=== Section Start ===

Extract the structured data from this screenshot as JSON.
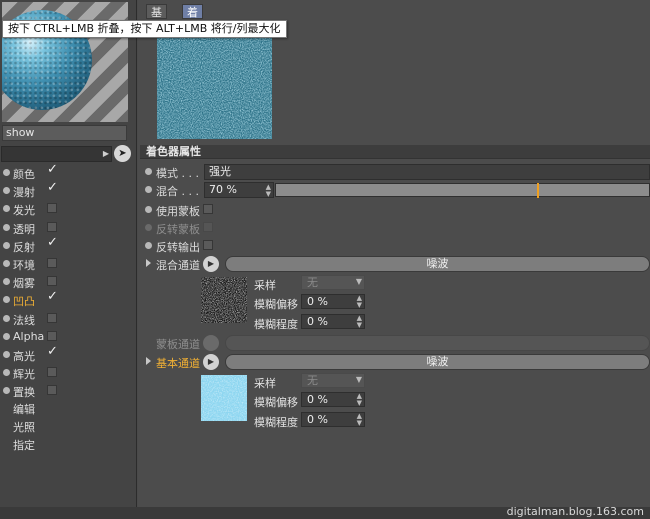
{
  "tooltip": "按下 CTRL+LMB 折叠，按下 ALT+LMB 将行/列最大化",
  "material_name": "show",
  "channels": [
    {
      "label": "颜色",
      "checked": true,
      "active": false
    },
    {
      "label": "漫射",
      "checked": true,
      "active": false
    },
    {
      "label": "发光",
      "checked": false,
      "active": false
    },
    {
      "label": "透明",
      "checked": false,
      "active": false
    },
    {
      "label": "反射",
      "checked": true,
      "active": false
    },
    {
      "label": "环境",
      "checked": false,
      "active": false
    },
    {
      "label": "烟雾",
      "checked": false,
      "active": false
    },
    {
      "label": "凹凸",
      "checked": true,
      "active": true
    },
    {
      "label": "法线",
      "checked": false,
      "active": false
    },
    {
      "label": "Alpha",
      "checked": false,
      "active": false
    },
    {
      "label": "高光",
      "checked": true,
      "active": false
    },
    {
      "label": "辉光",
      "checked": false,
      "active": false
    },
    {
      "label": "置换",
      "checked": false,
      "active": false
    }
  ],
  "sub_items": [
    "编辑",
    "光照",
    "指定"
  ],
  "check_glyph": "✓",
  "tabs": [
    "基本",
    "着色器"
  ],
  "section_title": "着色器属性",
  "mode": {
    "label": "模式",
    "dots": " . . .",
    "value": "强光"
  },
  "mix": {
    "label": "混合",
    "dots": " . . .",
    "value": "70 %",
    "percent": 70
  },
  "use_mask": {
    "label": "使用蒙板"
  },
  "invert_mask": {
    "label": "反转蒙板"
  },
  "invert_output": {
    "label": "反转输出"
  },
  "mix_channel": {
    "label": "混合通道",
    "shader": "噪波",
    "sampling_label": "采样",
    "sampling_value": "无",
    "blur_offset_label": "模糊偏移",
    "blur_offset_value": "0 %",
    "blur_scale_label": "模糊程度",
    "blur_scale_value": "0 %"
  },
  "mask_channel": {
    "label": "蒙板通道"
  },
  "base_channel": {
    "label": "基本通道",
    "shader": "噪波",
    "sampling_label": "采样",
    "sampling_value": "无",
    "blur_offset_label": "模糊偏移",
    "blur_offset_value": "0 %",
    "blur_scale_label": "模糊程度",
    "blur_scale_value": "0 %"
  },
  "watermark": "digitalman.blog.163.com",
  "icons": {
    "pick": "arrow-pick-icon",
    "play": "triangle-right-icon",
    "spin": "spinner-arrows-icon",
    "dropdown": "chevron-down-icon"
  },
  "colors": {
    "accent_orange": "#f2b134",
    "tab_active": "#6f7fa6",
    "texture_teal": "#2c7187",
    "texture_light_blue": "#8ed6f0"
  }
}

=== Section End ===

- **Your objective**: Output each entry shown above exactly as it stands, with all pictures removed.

- **Answer to the problem**:
Extract the structured data from this screenshot as JSON.
{
  "tooltip": "按下 CTRL+LMB 折叠，按下 ALT+LMB 将行/列最大化",
  "material_name": "show",
  "channels": [
    {
      "label": "颜色",
      "checked": true,
      "active": false
    },
    {
      "label": "漫射",
      "checked": true,
      "active": false
    },
    {
      "label": "发光",
      "checked": false,
      "active": false
    },
    {
      "label": "透明",
      "checked": false,
      "active": false
    },
    {
      "label": "反射",
      "checked": true,
      "active": false
    },
    {
      "label": "环境",
      "checked": false,
      "active": false
    },
    {
      "label": "烟雾",
      "checked": false,
      "active": false
    },
    {
      "label": "凹凸",
      "checked": true,
      "active": true
    },
    {
      "label": "法线",
      "checked": false,
      "active": false
    },
    {
      "label": "Alpha",
      "checked": false,
      "active": false
    },
    {
      "label": "高光",
      "checked": true,
      "active": false
    },
    {
      "label": "辉光",
      "checked": false,
      "active": false
    },
    {
      "label": "置换",
      "checked": false,
      "active": false
    }
  ],
  "sub_items": [
    "编辑",
    "光照",
    "指定"
  ],
  "check_glyph": "✓",
  "tabs": [
    "基本",
    "着色器"
  ],
  "section_title": "着色器属性",
  "mode": {
    "label": "模式",
    "dots": " . . .",
    "value": "强光"
  },
  "mix": {
    "label": "混合",
    "dots": " . . .",
    "value": "70 %",
    "percent": 70
  },
  "use_mask": {
    "label": "使用蒙板"
  },
  "invert_mask": {
    "label": "反转蒙板"
  },
  "invert_output": {
    "label": "反转输出"
  },
  "mix_channel": {
    "label": "混合通道",
    "shader": "噪波",
    "sampling_label": "采样",
    "sampling_value": "无",
    "blur_offset_label": "模糊偏移",
    "blur_offset_value": "0 %",
    "blur_scale_label": "模糊程度",
    "blur_scale_value": "0 %"
  },
  "mask_channel": {
    "label": "蒙板通道"
  },
  "base_channel": {
    "label": "基本通道",
    "shader": "噪波",
    "sampling_label": "采样",
    "sampling_value": "无",
    "blur_offset_label": "模糊偏移",
    "blur_offset_value": "0 %",
    "blur_scale_label": "模糊程度",
    "blur_scale_value": "0 %"
  },
  "watermark": "digitalman.blog.163.com",
  "icons": {
    "pick": "arrow-pick-icon",
    "play": "triangle-right-icon",
    "spin": "spinner-arrows-icon",
    "dropdown": "chevron-down-icon"
  },
  "colors": {
    "accent_orange": "#f2b134",
    "tab_active": "#6f7fa6",
    "texture_teal": "#2c7187",
    "texture_light_blue": "#8ed6f0"
  }
}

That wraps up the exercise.